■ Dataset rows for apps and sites
• • • • •

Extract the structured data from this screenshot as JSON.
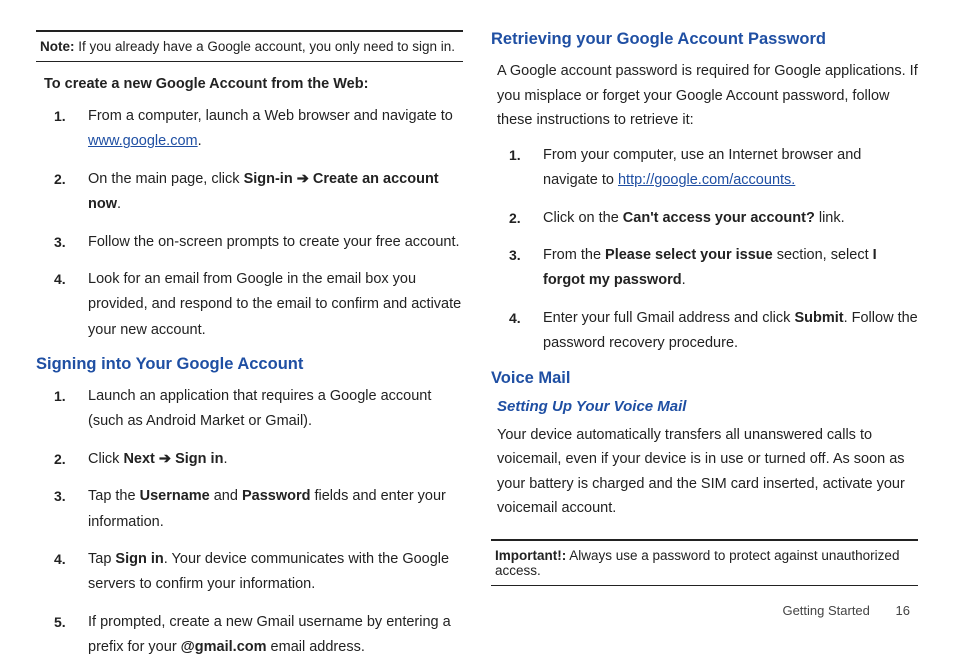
{
  "left": {
    "note_label": "Note:",
    "note_text": " If you already have a Google account, you only need to sign in.",
    "create_heading": "To create a new Google Account from the Web:",
    "create_steps": {
      "s1a": "From a computer, launch a Web browser and navigate to ",
      "s1_link": "www.google.com",
      "s1b": ".",
      "s2a": "On the main page, click ",
      "s2b": "Sign-in ",
      "s2arrow": " ➔ ",
      "s2c": "Create an account now",
      "s2d": ".",
      "s3": "Follow the on-screen prompts to create your free account.",
      "s4": "Look for an email from Google in the email box you provided, and respond to the email to confirm and activate your new account."
    },
    "signin_heading": "Signing into Your Google Account",
    "signin_steps": {
      "s1": "Launch an application that requires a Google account (such as Android Market or Gmail).",
      "s2a": "Click ",
      "s2b": "Next",
      "s2arrow": " ➔ ",
      "s2c": "Sign in",
      "s2d": ".",
      "s3a": "Tap the ",
      "s3b": "Username",
      "s3c": " and ",
      "s3d": "Password",
      "s3e": " fields and enter your information.",
      "s4a": "Tap ",
      "s4b": "Sign in",
      "s4c": ". Your device communicates with the Google servers to confirm your information.",
      "s5a": "If prompted, create a new Gmail username by entering a prefix for your ",
      "s5b": "@gmail.com",
      "s5c": " email address."
    }
  },
  "right": {
    "retrieve_heading": "Retrieving your Google Account Password",
    "retrieve_intro": "A Google account password is required for Google applications. If you misplace or forget your Google Account password, follow these instructions to retrieve it:",
    "retrieve_steps": {
      "s1a": "From your computer, use an Internet browser and navigate to ",
      "s1_link": "http://google.com/accounts.",
      "s2a": "Click on the ",
      "s2b": "Can't access your account?",
      "s2c": " link.",
      "s3a": "From the ",
      "s3b": "Please select your issue",
      "s3c": " section, select ",
      "s3d": "I forgot my password",
      "s3e": ".",
      "s4a": "Enter your full Gmail address and click ",
      "s4b": "Submit",
      "s4c": ". Follow the password recovery procedure."
    },
    "voicemail_heading": "Voice Mail",
    "voicemail_sub": "Setting Up Your Voice Mail",
    "voicemail_body": "Your device automatically transfers all unanswered calls to voicemail, even if your device is in use or turned off. As soon as your battery is charged and the SIM card inserted, activate your voicemail account.",
    "important_label": "Important!:",
    "important_text": " Always use a password to protect against unauthorized access."
  },
  "footer": {
    "section": "Getting Started",
    "page": "16"
  }
}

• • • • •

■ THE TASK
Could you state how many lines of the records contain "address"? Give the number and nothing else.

■ OUTPUT
2